    Read more →
  • Blogs Features Earth Day 2016: Israel Shines in Water Technology, Recycling, Renewable Energy

    Earth Day 2016: Israel Shines in Water Technology, Recycling, Renewable Energy

    JNS.org – On Friday, April 22, 196 nations across the world mark Earth Day, the annual day dedicated to environmental protection that was enacted in 1970. Not to be forgotten on this day is Israel, which is known as the “start-up nation” for its disproportionate amount of technological innovation, including in the area of protecting the environment. For Earth Day 2016, JNS.org presents a sampling of the Jewish state’s internal achievements and global contributions in the environmental realm. Water conservation Israeli […]

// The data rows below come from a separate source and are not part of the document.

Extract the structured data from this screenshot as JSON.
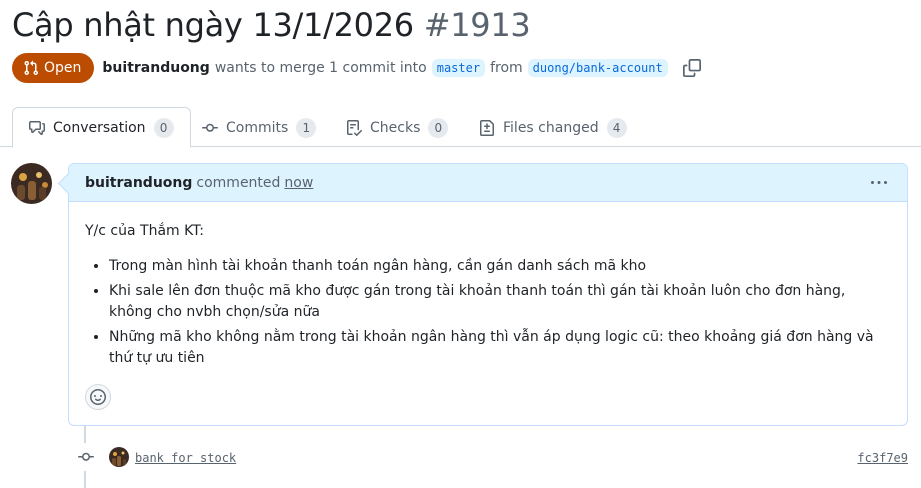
{
  "pr": {
    "title": "Cập nhật ngày 13/1/2026",
    "number": "#1913",
    "state": "Open",
    "author": "buitranduong",
    "merge_text": "wants to merge 1 commit into",
    "base_branch": "master",
    "from_text": "from",
    "head_branch": "duong/bank-account"
  },
  "tabs": [
    {
      "label": "Conversation",
      "count": "0",
      "icon": "comment-discussion-icon"
    },
    {
      "label": "Commits",
      "count": "1",
      "icon": "git-commit-icon"
    },
    {
      "label": "Checks",
      "count": "0",
      "icon": "checklist-icon"
    },
    {
      "label": "Files changed",
      "count": "4",
      "icon": "file-diff-icon"
    }
  ],
  "comment": {
    "author": "buitranduong",
    "action": "commented",
    "time": "now",
    "intro": "Y/c của Thắm KT:",
    "items": [
      "Trong màn hình tài khoản thanh toán ngân hàng, cần gán danh sách mã kho",
      "Khi sale lên đơn thuộc mã kho được gán trong tài khoản thanh toán thì gán tài khoản luôn cho đơn hàng, không cho nvbh chọn/sửa nữa",
      "Những mã kho không nằm trong tài khoản ngân hàng thì vẫn áp dụng logic cũ: theo khoảng giá đơn hàng và thứ tự ưu tiên"
    ]
  },
  "commit": {
    "message": "bank for stock",
    "sha": "fc3f7e9"
  },
  "colors": {
    "state_open": "#bc4c00",
    "link": "#0969da",
    "comment_header": "#ddf4ff"
  }
}
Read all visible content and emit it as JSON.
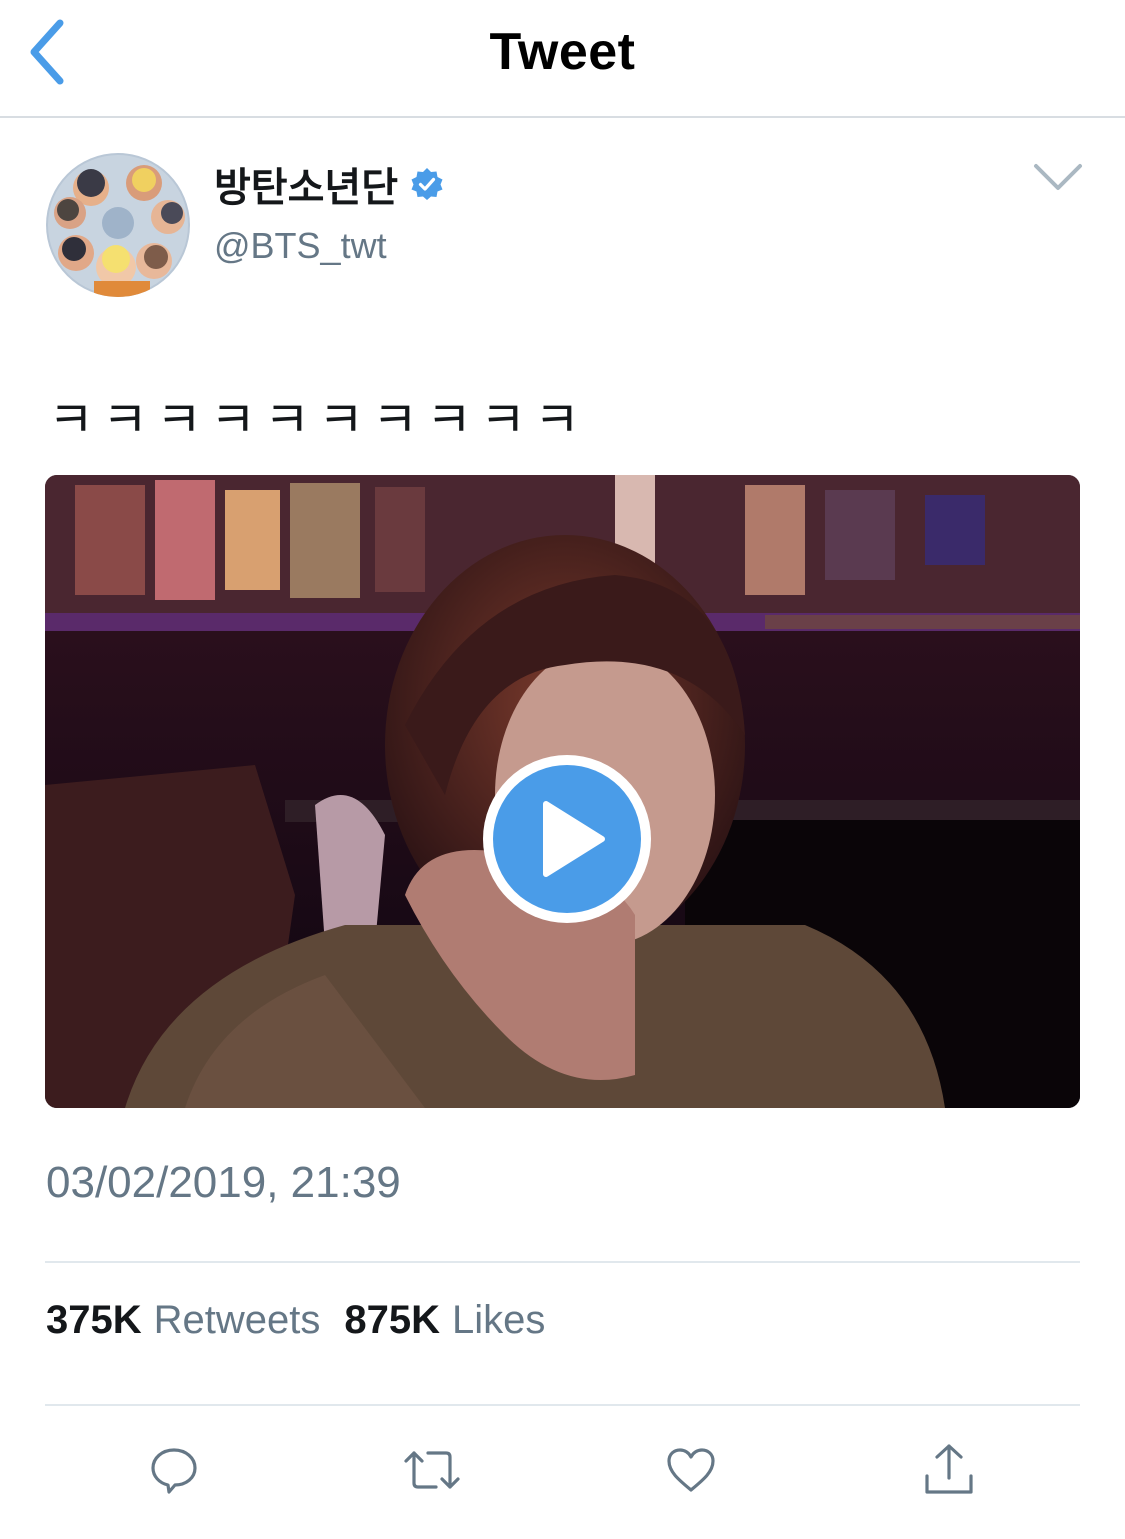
{
  "nav": {
    "title": "Tweet",
    "back_icon": "chevron-left-icon"
  },
  "author": {
    "name": "방탄소년단",
    "verified": true,
    "handle": "@BTS_twt"
  },
  "tweet": {
    "text": "ㅋㅋㅋㅋㅋㅋㅋㅋㅋㅋ",
    "media": {
      "type": "video",
      "play_icon": "play-icon"
    },
    "timestamp": "03/02/2019, 21:39"
  },
  "stats": {
    "retweets_count": "375K",
    "retweets_label": "Retweets",
    "likes_count": "875K",
    "likes_label": "Likes"
  },
  "actions": [
    "reply-icon",
    "retweet-icon",
    "like-icon",
    "share-icon"
  ],
  "colors": {
    "accent": "#4a9ce8",
    "secondary_text": "#657786",
    "icon": "#657786"
  }
}
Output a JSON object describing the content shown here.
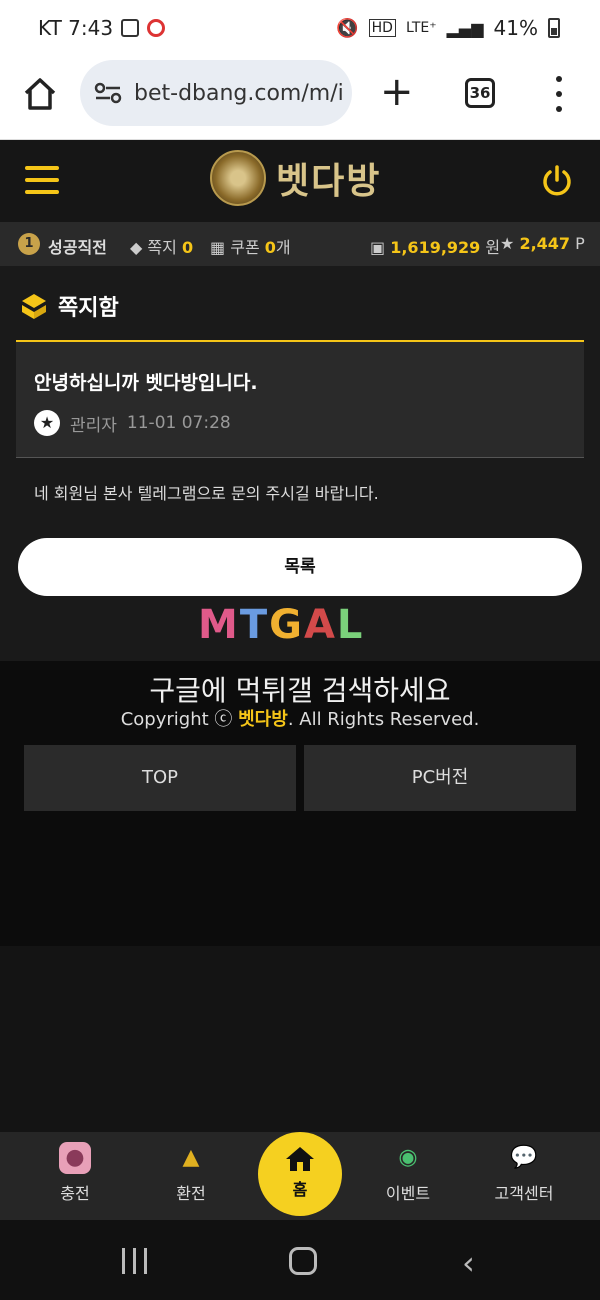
{
  "statusbar": {
    "carrier_time": "KT 7:43",
    "network": "HD",
    "lte": "LTE⁺",
    "battery": "41%"
  },
  "browser": {
    "url": "bet-dbang.com/m/i",
    "tab_count": "36"
  },
  "header": {
    "site_name": "벳다방"
  },
  "infobar": {
    "level": "1",
    "nickname": "성공직전",
    "memo_label": "쪽지",
    "memo_count": "0",
    "coupon_label": "쿠폰",
    "coupon_count": "0",
    "coupon_unit": "개",
    "money": "1,619,929",
    "money_unit": "원",
    "points": "2,447",
    "points_unit": "P"
  },
  "section": {
    "title": "쪽지함"
  },
  "message": {
    "subject": "안녕하십니까 벳다방입니다.",
    "sender": "관리자",
    "datetime": "11-01 07:28",
    "body": "네 회원님 본사 텔레그램으로 문의 주시길 바랍니다."
  },
  "buttons": {
    "list": "목록"
  },
  "watermark": {
    "logo_text": "MTGAL",
    "promo": "구글에 먹튀갤 검색하세요"
  },
  "footer": {
    "copyright_prefix": "Copyright ⓒ",
    "brand": "벳다방",
    "copyright_suffix": ". All Rights Reserved.",
    "top_button": "TOP",
    "pc_button": "PC버전"
  },
  "bottom_nav": {
    "deposit": "충전",
    "withdraw": "환전",
    "home": "홈",
    "event": "이벤트",
    "support": "고객센터"
  },
  "colors": {
    "accent": "#f5c518",
    "home_button": "#f5d020"
  }
}
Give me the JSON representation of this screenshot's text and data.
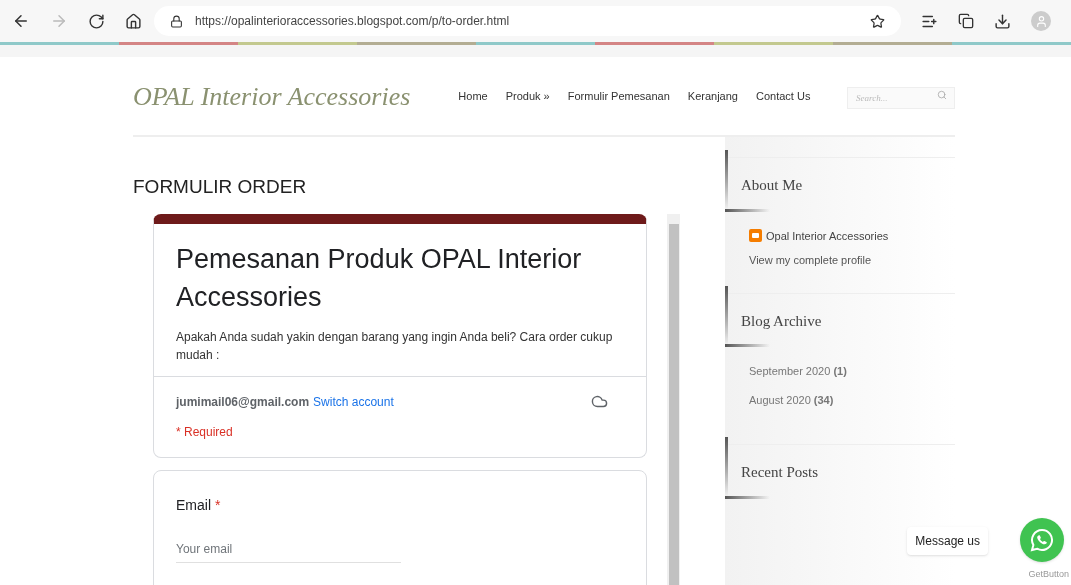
{
  "browser": {
    "url": "https://opalinterioraccessories.blogspot.com/p/to-order.html",
    "forward_disabled": true
  },
  "header": {
    "logo": "OPAL Interior Accessories",
    "nav": [
      "Home",
      "Produk »",
      "Formulir Pemesanan",
      "Keranjang",
      "Contact Us"
    ],
    "search": {
      "placeholder": "Search..."
    }
  },
  "page_title": "FORMULIR ORDER",
  "form": {
    "title": "Pemesanan Produk OPAL Interior Accessories",
    "description": "Apakah Anda sudah yakin dengan barang yang ingin Anda beli? Cara order cukup mudah :",
    "account": "jumimail06@gmail.com",
    "switch_link": "Switch account",
    "required_note": "* Required",
    "questions": [
      {
        "label": "Email",
        "required_mark": "*",
        "placeholder": "Your email"
      }
    ]
  },
  "sidebar": [
    {
      "title": "About Me",
      "kind": "profile",
      "name": "Opal Interior Accessories",
      "link": "View my complete profile"
    },
    {
      "title": "Blog Archive",
      "kind": "archive",
      "items": [
        "September 2020 **(1)**",
        "August 2020 **(34)**"
      ]
    },
    {
      "title": "Recent Posts",
      "kind": "posts"
    }
  ],
  "chat": {
    "bubble": "Message us",
    "credit": "GetButton"
  }
}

    Read more →
  • Arts and Culture World New Documentary Explores Holocaust Humor, Role That Laughter Played in Death Camps

    New Documentary Explores Holocaust Humor, Role That Laughter Played in Death Camps

    Holocaust humor and the role that laughter played in the lives of Jews during World War II are the focus of a documentary that made its world premiere on Monday at the Tribeca Film Festival in New York City. In The Last Laugh, first- and second-generation survivors, as well as famous Jewish and non-Jewish comedians, discuss their thoughts on when joking about the death camps is appropriate or taboo. “Nazi humor, that’s OK. Holocaust humor, no,” Jewish comedic giant, actor and filmmaker Mel Brooks says in the film. “Anything I […]

    Read more →
  • Arts and Culture Blogs Tragedy Culminates in ‘Celebration,’ Says Israeli Author Who Lost Son to Terror

    Tragedy Culminates in ‘Celebration,’ Says Israeli Author Who Lost Son to Terror

    JNS.org – Sherri Mandell’s life was devastated on May 8, 2001, when her 13-year-old son Koby was murdered by terrorists on the outskirts of the Israeli Jewish community of Tekoa. Yet Mandell not only shares the story of her loss, but also celebrates the lessons she has learned from tragedy. Indeed, “celebrate” is this Israeli-American author’s word choice. Her second book, The Road to Resilience: From Chaos to Celebration (Toby Press), came out earlier this year. The lesson: in every celebration, there is […]

    Read more →